§ **ASSIGNED TASK**: Report each line of the entries below that has the word "JSON" in it.

(Excerpts from a dataset)
::::::::

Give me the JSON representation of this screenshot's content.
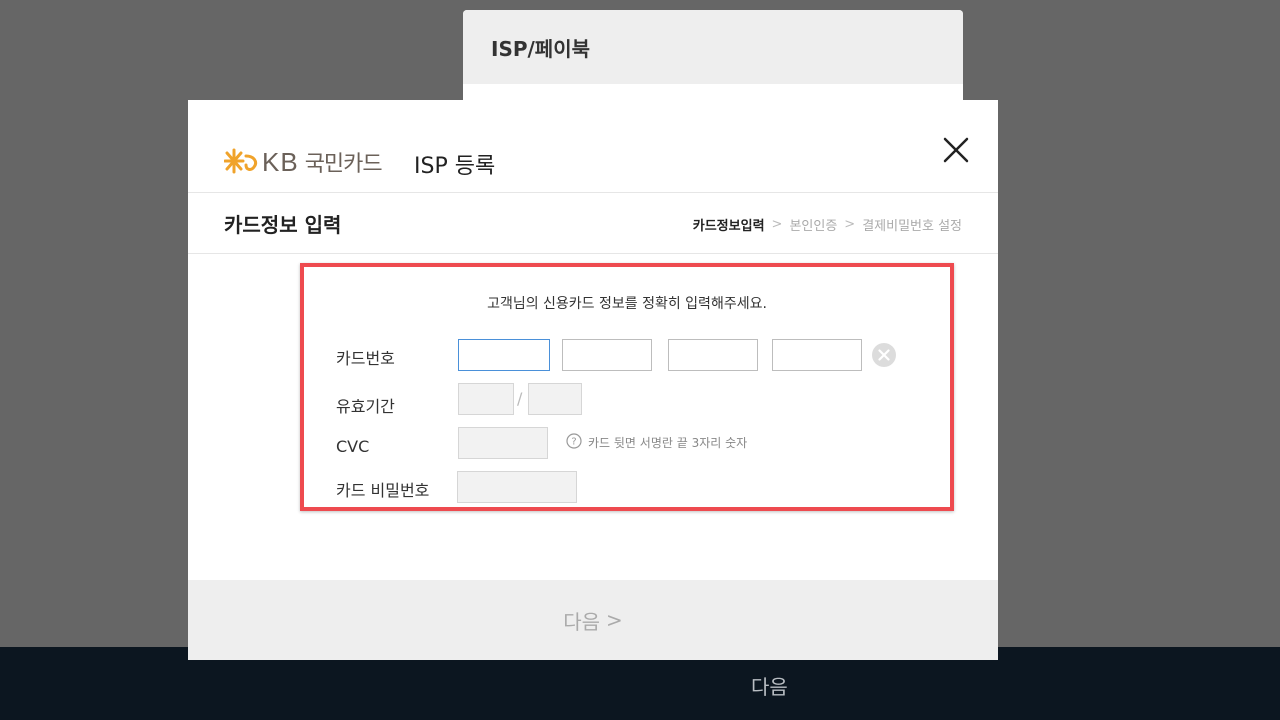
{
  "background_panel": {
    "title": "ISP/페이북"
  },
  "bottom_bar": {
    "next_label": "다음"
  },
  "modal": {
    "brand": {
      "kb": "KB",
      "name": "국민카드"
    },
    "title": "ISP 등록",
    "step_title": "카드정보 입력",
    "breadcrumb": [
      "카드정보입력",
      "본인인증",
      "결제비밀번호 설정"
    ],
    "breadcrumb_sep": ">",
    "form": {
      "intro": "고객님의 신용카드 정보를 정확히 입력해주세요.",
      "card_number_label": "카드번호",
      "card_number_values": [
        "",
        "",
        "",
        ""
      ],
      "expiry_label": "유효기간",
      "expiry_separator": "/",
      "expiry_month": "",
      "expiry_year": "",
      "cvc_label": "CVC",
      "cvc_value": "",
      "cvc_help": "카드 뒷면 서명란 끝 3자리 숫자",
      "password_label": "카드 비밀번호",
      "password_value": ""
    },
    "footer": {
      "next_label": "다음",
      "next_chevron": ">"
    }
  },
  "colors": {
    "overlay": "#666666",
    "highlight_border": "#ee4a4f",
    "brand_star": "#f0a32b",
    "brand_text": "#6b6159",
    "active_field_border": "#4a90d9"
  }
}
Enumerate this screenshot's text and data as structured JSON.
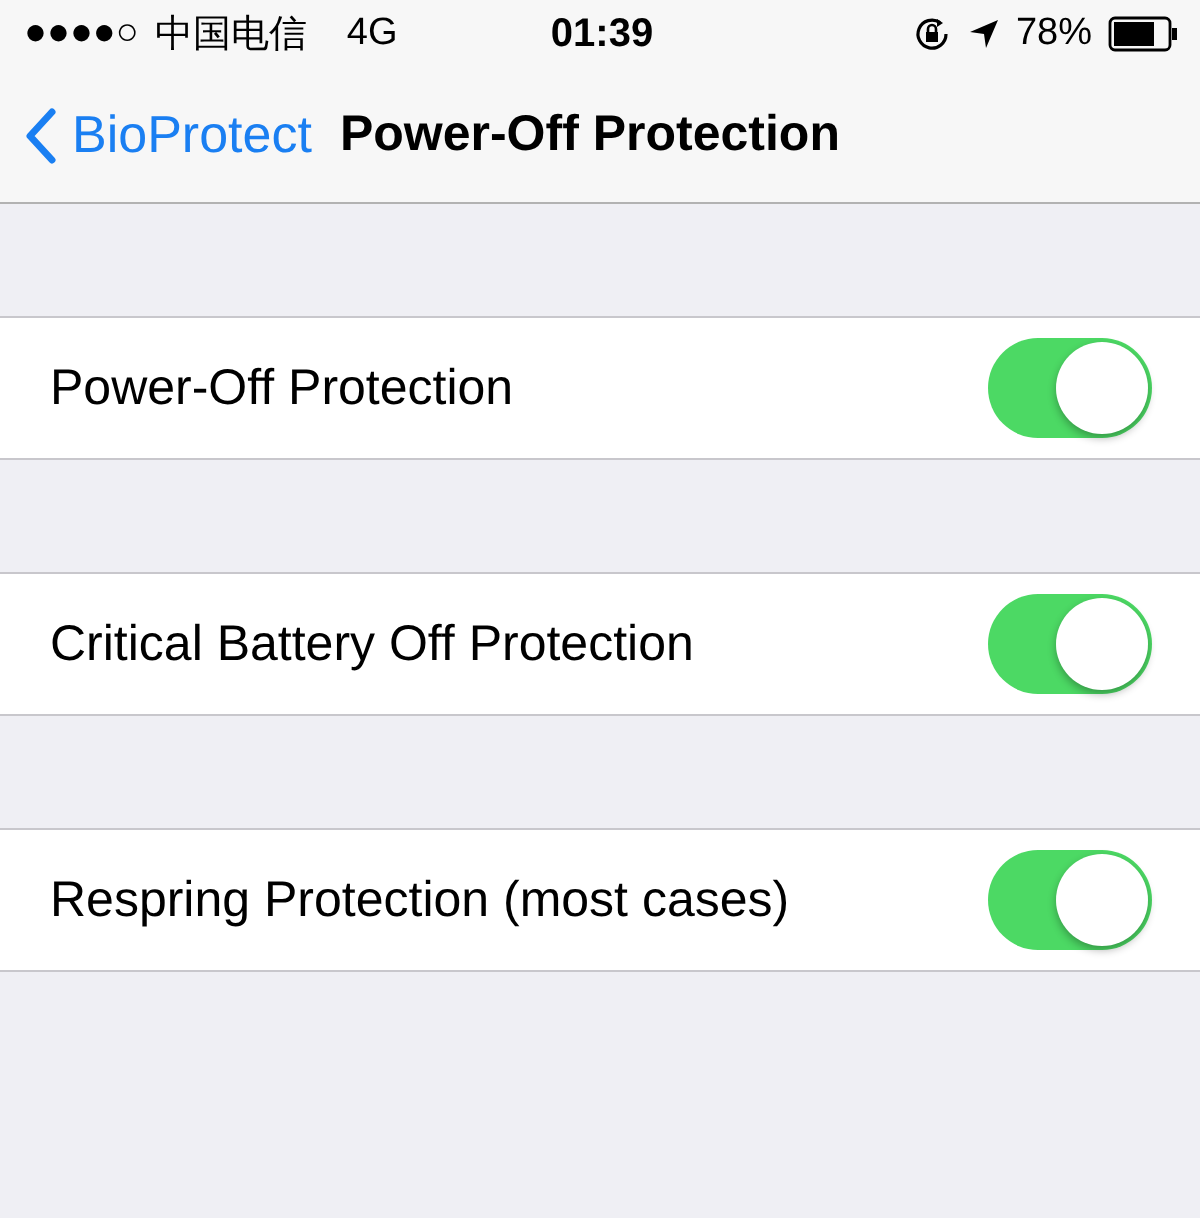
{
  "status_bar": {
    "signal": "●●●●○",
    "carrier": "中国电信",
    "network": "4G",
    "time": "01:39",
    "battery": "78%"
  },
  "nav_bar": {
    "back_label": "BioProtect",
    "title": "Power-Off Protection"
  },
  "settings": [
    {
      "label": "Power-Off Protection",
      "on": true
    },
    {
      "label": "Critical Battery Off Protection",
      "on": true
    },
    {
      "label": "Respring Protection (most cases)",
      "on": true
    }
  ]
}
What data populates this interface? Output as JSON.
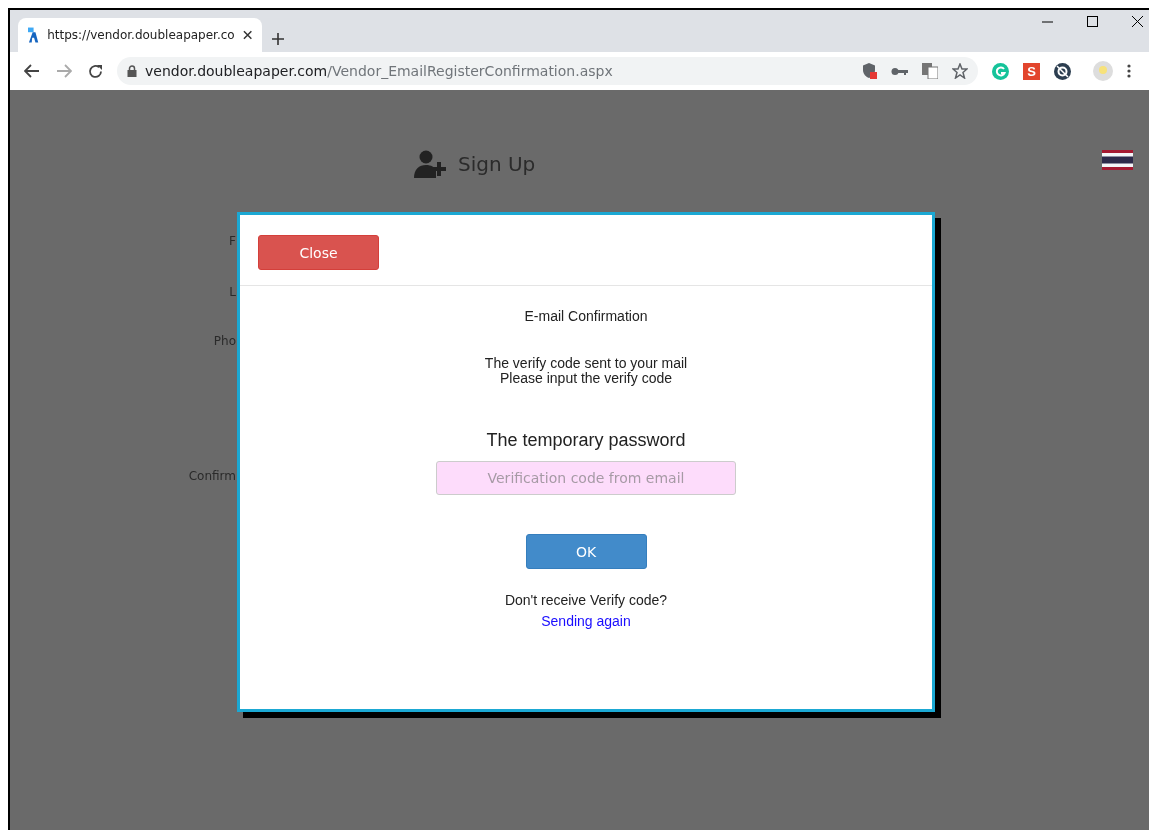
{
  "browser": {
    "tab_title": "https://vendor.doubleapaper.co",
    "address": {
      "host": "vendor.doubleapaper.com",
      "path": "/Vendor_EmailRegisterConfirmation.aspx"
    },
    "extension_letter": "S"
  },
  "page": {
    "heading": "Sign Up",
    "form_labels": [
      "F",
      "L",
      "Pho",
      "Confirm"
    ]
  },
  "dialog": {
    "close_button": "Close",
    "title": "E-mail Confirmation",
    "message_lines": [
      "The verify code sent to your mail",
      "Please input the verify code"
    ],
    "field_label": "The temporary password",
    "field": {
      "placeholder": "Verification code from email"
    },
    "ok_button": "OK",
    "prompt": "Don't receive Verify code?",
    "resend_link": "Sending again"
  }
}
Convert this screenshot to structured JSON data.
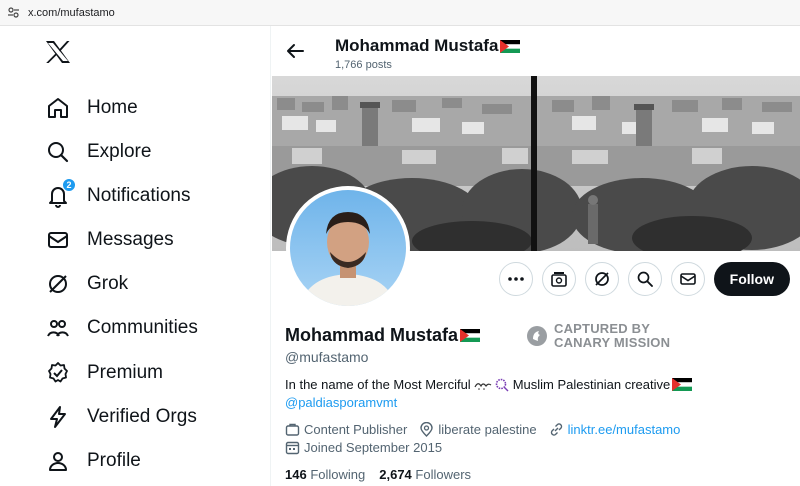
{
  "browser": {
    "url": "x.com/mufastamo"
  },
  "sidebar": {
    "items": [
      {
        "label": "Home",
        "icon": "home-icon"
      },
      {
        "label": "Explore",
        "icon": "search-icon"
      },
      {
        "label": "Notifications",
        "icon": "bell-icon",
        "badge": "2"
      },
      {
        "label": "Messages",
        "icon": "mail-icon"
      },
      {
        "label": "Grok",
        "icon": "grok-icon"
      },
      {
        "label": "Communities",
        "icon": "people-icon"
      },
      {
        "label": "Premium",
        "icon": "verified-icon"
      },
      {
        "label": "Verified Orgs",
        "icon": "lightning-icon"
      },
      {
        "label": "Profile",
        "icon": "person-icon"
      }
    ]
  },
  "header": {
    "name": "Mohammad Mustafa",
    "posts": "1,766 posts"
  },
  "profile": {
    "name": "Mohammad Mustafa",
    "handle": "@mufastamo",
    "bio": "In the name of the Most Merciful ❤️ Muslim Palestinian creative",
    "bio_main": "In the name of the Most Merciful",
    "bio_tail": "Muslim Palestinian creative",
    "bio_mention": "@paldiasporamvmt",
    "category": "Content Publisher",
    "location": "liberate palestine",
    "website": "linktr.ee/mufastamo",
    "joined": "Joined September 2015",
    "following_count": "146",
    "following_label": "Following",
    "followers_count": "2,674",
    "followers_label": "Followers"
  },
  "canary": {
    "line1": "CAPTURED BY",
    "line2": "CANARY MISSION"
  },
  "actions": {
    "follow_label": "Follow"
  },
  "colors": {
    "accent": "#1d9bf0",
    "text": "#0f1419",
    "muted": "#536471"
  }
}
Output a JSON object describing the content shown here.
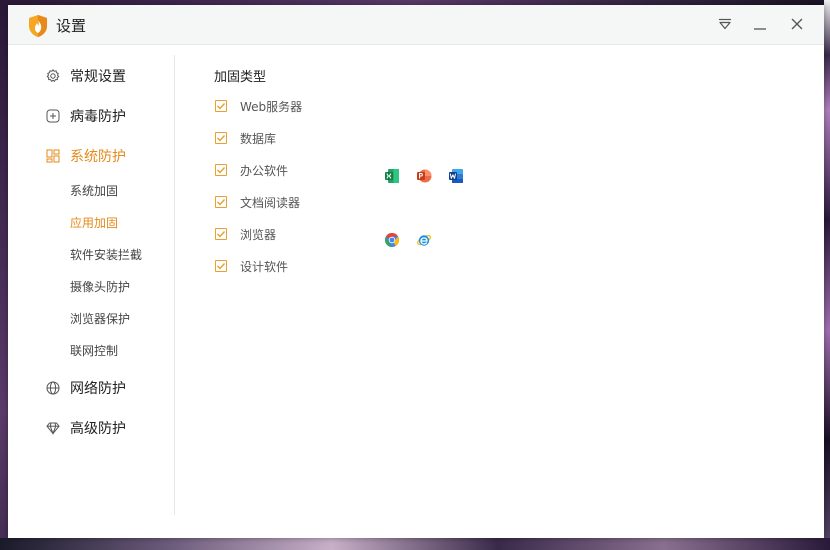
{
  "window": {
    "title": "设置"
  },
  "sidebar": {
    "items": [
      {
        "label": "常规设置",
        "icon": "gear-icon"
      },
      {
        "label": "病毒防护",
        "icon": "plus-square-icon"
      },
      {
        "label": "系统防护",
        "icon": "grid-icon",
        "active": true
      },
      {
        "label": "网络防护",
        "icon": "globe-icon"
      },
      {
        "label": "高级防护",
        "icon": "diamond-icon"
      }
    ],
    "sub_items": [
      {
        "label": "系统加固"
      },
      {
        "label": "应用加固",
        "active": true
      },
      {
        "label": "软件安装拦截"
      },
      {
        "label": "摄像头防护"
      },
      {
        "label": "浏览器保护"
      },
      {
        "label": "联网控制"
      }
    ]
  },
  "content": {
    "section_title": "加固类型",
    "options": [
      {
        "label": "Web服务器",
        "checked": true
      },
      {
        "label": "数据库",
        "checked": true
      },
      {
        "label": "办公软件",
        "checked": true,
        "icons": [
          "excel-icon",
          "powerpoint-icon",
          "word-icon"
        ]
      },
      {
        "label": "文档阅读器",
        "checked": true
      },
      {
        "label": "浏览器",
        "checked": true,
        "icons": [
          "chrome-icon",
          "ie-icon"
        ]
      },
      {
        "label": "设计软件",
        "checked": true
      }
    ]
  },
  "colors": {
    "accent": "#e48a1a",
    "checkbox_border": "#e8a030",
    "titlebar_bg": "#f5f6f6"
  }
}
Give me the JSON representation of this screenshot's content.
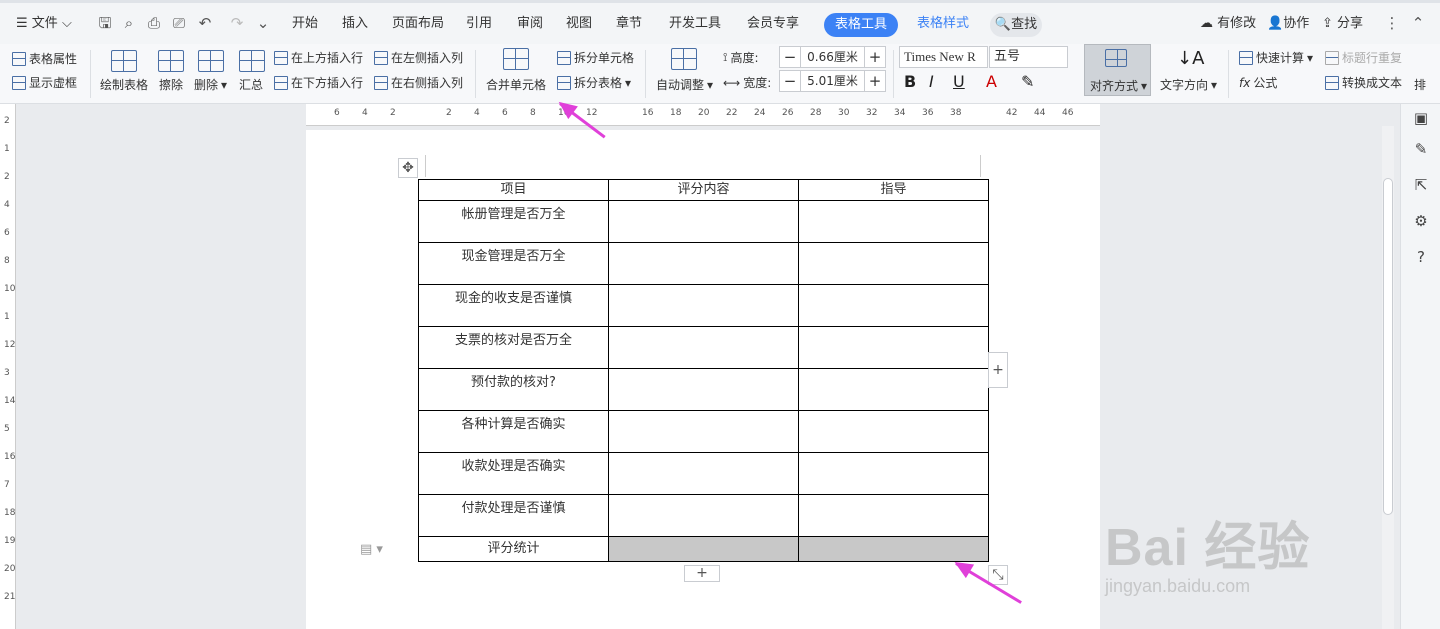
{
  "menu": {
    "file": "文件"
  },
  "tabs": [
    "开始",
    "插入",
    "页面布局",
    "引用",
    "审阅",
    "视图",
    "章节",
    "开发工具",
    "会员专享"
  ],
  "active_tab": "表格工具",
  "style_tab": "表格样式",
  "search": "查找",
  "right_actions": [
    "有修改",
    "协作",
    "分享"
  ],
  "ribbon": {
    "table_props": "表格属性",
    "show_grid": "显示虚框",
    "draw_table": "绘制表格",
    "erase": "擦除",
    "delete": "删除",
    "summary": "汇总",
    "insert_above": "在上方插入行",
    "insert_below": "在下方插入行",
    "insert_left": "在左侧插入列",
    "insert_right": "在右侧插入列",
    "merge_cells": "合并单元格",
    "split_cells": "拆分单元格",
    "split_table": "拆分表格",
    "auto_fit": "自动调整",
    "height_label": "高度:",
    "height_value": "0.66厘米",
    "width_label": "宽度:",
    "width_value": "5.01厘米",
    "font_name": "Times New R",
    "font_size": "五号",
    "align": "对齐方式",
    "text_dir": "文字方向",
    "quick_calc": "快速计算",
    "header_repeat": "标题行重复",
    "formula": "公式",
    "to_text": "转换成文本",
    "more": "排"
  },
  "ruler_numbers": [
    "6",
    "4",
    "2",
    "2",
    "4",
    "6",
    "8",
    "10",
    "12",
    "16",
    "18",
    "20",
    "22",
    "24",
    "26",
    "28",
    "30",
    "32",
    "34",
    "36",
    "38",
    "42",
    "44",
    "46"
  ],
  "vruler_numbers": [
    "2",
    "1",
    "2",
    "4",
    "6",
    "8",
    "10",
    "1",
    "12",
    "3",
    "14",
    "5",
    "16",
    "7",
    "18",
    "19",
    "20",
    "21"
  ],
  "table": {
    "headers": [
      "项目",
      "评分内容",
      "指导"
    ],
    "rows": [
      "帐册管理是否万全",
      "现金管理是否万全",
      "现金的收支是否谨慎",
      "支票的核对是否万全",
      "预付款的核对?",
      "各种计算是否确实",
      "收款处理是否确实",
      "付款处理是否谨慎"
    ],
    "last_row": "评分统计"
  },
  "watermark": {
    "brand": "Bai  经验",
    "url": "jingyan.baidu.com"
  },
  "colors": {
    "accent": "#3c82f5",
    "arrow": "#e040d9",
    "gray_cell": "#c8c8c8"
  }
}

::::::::

§ **EXPECTED ANSWER**:
Give me the JSON representation of this screenshot's content.
Enumerate this screenshot's text and data as structured JSON.
What data populates this interface? Output as JSON.
Convert this screenshot to structured JSON data.
Output a JSON object describing the content shown here.
Give me the JSON representation of this screenshot's content.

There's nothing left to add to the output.